In early November an attorney from our office attended an annual meeting of an association consisting of 44 homes. In spite of the attendance of our attorney, the property manager, the association’s accountant, 5 board members, and 13 homeowners, no business could be conducted in that the association failed to achieve a quorum. At this particular association, the required quorum is one half of the owners attending either in person or by proxy. The meeting had to be rescheduled and was held this past week. However, this time the property manager wisely submitted to the owners a five-year proxy. In Ohio, a proxy is valid for longer than one year so long as it explicitly states the term of validity. The property manager wisely drafted the proxy following the form available on our firm’s educational portal for property managers and board members called ATLAS. (See Sample Forms: Proxy (5 year) with voting power to Board President) The assoc...
Tips for Effective Association Annual Meetings
As many condominium and homeowner association annual meetings are held during the first quarter, many board members and professional property managers are preparing for these meetings to reasonable ensure that the meetings will be effecient and effective. HOAleader.com recently published an article that quotes Kaman & Cusimano partner David Kaman, outlining six tips to run meetings effeciently. To view these important tips, please read the entire article at the following link:http://www.hoaleader.com/public/Six-Tips-to-Run-HOA-Meetings-More-Effectively.cfm
Quorum Required For Annual Meetings

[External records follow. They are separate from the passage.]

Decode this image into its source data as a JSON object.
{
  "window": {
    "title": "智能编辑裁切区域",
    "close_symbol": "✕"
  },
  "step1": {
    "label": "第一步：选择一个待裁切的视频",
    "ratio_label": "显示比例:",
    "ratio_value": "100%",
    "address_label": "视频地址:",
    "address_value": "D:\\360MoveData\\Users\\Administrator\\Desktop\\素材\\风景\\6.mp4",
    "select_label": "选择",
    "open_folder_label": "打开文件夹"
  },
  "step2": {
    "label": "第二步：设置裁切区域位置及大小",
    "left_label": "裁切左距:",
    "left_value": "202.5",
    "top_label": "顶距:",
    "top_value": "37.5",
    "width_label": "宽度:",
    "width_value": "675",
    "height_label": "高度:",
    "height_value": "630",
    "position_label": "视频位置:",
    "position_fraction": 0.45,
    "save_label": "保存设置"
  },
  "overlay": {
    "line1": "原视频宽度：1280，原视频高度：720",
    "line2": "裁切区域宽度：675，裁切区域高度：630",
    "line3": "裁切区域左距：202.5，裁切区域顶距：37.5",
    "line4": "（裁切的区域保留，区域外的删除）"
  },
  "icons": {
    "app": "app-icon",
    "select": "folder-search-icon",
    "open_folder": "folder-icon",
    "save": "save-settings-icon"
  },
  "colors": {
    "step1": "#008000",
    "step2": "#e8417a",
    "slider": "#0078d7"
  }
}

As community associations hold their 2013 annual meetings, many share a common challenge: obtaining a quorum to conduct business. A quorum is the number of owners present, in person or by proxy, that is required to be present to transact business, including conducting an election. Often, an association’s governing documents require that a majority of owners be present to conduct the election, which can be difficult and challenging to achieve. If a quorum is not present, the election may not be held. HOAleader.com recently addressed this important issue in a recent article: http://www.hoaleader.com/public/No-Quorum-for-Meeting-to-Elect-a-Board-Give-Up-And-Can-the-Prior-Board-Carry-On.cfm To remedy this requirement, many community associations have proposed an amendment to their governing documents to reduce their quorum requirement.
Seminar: Effective and Efficient Board Meetings
Kaman & Cusimano is pleased to announce our spring seminar series:Effective and Efficient Board MeetingsTopics to be discussed include: 20 Suggestions for More Efficient Meetings Open vs. Closed Meetings Outbursts From Owners Parliamentary Procedures Email Decisions Timed Agendas - Limiting Endless Discussion Board Ethics/ConfidentialityThis seminar is offered during the months of April and May at over 18 locations around Ohio. Board members and property managers of Kaman & Cusimano service option clients may register for the seminar by either calling our office at 888-800-1042 or by registering online by logging into ATLAS.
It Takes a Judge to Invalidate an Election
20 Aug 2009
20 Aug 2009
While it takes a judge to invalidate an election, generally owners may recall a board. Recently, we attended an annual meeting with a very close election. Nine candidates were nominated to fill four positions. While all the proper election procedures were followed, several of the candidates were unaware of their ability to solicit proxies from their fellow homeowners. As a result, two incumbents were re-elected as well as two candidates who generally favored the actions of the current board. The election results were achieved even though the vast majority of owners in the room opposed the current board and their courses of action.Two days after the elections, a few of the defeated candidates circulated a petition among the owners aimed at calling a special meeting. The defeated candidates not only wanted a new meeting, but also wanted a new election.The bylaws of every association must be carefully reviewed in the instance of a contested election. At this association, signatures of 25% of the owners...